Timber slats cover the walls and the windows of this house in Isfahan, Iran, allowing light to filter in without compromising the privacy of its occupants (+ slideshow).
Designed by Tehran-based Bracket Design Studio, the house is one a of a growing number of impressive new architectural projects in Iran, in a construction boom triggered by the lifting of economic sanctions.
Named Bagh-Janat, the property is located in a wealthy neighbourhood of the Iranian city that was once the capital of Persia.
The site borders two streets and is overlooked by several multi-storey apartment blocks, making privacy an issue for the client.
In response, Bracket Design Studio designed a inward-facing family residence masked behind a screen of timber slats. These extend across windows and balconies, providing shade and privacy, but still allowing diffused light and ventilation inside.
Other areas of the exterior are covered with slabs of travertine – a pale limestone that is more in keeping with the pale brickwork of neighbouring buildings.
"The wooden stripes cover openings and windows," said the architects. "Combined with the light creme travertine, the materials all fit within the context."
As there are only a few of these timber-screened windows, the architects have also created a large skylight on one side of the structure to bring in extra light.

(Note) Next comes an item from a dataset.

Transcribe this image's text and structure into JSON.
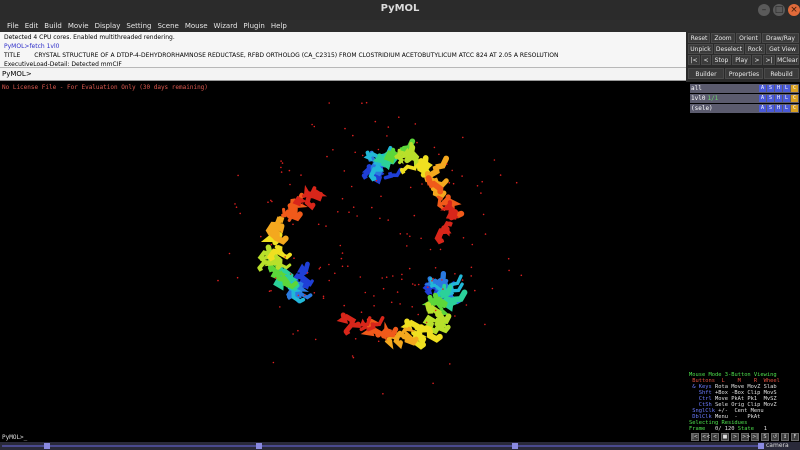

Slotted between a stone-clad wall and the house's main volume, it draws light down to the basement.
"The mass of the building is shaped according to the design codes, regulations and constraints, in order to provide desirable light and privacy," said the architects.
"The building receives proper daylight from northern and western voids, and also from the setback on the second floor."
The house contains three storeys in total – two above ground and one below. This arrangement helps to keep the building's total height under the seven metre maximum dictated by local planning laws.
Next to a small terrace that is sheltered by more timber shutters, the front door to the house leads through to a lounge space, which faces out onto a small patio through a wall of glazing.
Opposite, a kitchen sits next to the garage that is accessed from the opposite side of the property. A staircase leads to bedrooms on the floor above and an open-plan living room below.
The stairwell is open and lit from above by a large skylight. Thin steps are supported on a steel beam and wrap around the edge of the space, helping daylight to filter down to the lower floors.
Upstairs, skylights also feature in some of the bedrooms, but is frosted to give privacy to the inhabitants.
One of the bedrooms has access to a small private balcony, and there is also a garden on the roof.
Bracket Design Studio was founded in 2006 by architect Shervin Hosseini. According to the team, a house of this size – 305 square metres – is unusual for a city neighbourhood, as these areas have become much more densely populated in recent years.
"Nowadays it is really hard to trace the old big green gardens and palaces there, as all of them have disappeared and been turned into modern apartments during the past 50 years of modernisation," said the Tehran-based studio.
"This has produced a mixture of heterogeneous buildings with different styles, heights, and densities. Among these dense buildings, it is hard to find a single housing or a small lot to develop and Bagh-Janat is one of the few."
Other recent residential projects in Iran include a curvy house in Tehran by Next Office that splits in the middle, and an apartment block by Ayeneh Office that also uses timber shutters for privacy.
Photography is by Farshid Nasrabadi.
Architect: Shervin Hosseini – Bracket Design Studio
Detail design: Mehdi Holakouei, Parisa Haghshenas
Design team: Shadi muhammadi, Bahar Sa’adatfard,
Structure: F Arabzadeh, M Nilipour
Mechanical: Soroush Salehi
Construction director: M Hosseinzadeh
Contractors: Mohammad Farzadi , Salsal Sang Sepahan
Graphic: Panah Nafissi, Arman Kajbafzadeh
Associates: Amir Shafaeizadeh, Mahta Rajaei, Arash Vafaei, Ali Etemadi, Elnaz Shafiezadeh